**Your assignment:** Look through the entries below, please, and copy every line with the word "JSON".

Records excerpted from a collection
'''

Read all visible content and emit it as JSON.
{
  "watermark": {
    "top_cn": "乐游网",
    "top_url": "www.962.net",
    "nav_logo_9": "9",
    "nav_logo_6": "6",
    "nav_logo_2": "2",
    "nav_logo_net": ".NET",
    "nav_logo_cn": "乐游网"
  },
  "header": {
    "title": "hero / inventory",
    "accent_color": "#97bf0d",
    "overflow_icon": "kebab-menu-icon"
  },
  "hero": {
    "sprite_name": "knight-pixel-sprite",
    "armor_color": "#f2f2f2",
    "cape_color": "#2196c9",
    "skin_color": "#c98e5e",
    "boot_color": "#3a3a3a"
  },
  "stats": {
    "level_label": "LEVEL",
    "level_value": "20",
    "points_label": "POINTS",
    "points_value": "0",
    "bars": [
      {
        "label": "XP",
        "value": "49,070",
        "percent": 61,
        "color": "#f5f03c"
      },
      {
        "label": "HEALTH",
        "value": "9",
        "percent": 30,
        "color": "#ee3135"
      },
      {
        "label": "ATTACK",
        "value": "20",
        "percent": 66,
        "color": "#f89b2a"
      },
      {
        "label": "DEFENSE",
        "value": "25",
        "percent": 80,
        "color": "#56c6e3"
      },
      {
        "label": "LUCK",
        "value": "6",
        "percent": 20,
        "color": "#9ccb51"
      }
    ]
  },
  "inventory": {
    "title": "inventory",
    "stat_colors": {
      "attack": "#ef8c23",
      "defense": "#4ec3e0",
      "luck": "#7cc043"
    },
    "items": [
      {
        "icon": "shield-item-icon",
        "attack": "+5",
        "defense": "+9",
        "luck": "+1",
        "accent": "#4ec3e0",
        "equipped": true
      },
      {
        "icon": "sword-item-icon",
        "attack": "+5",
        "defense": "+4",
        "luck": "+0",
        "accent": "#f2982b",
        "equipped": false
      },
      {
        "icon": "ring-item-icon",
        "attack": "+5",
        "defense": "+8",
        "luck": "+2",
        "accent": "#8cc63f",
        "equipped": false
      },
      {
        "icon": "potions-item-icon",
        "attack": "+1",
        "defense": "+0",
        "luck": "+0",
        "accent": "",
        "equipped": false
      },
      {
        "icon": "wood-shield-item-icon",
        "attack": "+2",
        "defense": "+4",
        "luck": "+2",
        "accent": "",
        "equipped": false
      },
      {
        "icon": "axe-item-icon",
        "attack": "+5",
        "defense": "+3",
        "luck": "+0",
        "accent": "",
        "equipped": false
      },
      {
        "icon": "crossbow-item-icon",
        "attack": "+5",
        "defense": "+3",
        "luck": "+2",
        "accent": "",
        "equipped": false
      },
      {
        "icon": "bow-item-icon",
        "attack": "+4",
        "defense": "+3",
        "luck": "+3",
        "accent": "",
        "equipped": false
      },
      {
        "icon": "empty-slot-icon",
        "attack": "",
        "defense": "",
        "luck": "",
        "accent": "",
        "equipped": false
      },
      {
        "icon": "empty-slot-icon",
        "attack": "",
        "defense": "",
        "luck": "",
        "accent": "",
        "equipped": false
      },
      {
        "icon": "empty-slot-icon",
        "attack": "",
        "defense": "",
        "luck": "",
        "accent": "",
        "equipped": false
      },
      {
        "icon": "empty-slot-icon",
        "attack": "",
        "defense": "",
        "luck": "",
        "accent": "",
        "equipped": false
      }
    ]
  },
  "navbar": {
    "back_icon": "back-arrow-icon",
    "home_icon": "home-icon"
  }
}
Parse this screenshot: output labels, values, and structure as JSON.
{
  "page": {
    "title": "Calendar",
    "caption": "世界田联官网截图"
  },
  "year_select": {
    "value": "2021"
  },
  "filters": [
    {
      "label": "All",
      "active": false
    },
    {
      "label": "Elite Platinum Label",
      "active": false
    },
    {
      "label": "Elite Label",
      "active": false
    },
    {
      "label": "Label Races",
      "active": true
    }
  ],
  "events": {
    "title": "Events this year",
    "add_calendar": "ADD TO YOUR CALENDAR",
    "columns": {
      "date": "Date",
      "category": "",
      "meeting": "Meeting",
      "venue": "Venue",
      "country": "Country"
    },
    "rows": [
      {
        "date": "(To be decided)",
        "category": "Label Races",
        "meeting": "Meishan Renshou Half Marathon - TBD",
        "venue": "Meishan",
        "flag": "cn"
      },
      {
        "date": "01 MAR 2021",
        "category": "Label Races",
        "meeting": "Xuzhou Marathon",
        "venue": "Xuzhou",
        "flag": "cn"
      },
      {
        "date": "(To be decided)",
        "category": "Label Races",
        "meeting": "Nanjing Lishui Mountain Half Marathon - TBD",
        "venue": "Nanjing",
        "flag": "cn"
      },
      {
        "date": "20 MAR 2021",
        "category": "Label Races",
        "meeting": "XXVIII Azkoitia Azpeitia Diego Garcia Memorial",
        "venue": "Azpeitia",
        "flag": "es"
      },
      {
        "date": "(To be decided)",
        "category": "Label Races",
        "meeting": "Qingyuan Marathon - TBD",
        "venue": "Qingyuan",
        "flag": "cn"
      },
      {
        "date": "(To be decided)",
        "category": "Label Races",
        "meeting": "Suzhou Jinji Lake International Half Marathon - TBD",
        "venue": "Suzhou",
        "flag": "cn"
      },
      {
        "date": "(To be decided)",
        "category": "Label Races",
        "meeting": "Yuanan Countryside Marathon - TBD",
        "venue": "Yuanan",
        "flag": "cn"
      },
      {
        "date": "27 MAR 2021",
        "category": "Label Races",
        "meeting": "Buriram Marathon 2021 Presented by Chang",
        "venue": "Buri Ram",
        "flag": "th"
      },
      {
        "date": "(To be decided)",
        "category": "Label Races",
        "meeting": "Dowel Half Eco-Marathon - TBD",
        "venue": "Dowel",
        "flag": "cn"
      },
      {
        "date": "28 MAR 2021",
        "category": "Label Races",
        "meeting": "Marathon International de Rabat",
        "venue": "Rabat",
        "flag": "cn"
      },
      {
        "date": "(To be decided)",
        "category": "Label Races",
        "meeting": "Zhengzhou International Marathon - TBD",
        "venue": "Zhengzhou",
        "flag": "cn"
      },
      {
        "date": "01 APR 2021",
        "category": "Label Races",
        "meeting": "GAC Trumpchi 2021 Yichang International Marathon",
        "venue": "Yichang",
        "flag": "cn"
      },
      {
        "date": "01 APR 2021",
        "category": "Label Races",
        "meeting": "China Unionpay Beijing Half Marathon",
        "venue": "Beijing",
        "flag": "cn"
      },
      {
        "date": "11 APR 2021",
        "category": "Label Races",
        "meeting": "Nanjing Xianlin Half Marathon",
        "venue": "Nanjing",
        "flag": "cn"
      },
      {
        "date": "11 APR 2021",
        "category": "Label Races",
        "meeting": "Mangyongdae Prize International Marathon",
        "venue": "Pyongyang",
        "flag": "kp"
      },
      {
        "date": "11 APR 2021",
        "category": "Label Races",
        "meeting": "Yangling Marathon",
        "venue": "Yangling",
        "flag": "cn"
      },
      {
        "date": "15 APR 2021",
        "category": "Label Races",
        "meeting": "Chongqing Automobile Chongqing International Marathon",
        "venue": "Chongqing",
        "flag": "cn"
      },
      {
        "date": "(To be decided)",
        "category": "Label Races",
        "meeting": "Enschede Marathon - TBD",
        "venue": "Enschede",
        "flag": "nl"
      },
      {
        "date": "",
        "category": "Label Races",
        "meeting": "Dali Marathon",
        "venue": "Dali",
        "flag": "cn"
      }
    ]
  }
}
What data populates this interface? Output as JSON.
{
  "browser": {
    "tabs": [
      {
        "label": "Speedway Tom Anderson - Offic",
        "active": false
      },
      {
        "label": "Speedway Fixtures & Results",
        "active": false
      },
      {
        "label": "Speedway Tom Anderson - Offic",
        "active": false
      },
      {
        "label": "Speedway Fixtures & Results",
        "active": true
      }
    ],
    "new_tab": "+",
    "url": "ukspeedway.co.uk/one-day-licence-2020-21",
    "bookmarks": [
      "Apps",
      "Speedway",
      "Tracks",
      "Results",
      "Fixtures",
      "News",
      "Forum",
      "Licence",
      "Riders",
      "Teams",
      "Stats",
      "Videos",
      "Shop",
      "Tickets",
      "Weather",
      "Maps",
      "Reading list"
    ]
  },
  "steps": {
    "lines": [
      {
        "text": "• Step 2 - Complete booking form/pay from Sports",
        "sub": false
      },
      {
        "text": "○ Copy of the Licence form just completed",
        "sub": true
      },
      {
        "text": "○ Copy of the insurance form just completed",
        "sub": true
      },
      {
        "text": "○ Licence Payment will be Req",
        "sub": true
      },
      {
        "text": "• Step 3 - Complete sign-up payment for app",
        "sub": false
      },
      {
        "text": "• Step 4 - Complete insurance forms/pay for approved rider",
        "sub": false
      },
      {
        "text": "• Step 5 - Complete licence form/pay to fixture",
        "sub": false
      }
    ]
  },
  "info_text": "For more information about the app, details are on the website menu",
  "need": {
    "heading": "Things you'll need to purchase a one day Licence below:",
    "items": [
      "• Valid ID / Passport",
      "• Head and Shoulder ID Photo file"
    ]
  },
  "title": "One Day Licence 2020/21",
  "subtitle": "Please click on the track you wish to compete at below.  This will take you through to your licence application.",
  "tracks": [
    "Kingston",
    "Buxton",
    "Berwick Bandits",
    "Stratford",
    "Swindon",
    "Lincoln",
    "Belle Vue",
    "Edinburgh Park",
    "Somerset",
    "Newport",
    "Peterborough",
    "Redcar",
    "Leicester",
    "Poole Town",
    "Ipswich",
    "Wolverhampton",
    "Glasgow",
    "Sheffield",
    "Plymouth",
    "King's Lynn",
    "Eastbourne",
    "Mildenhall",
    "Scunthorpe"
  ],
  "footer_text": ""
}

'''

**Task result:**
Read all visible content and emit it as JSON.
Parse this screenshot: output labels, values, and structure as JSON.
What data populates this interface? Output as JSON.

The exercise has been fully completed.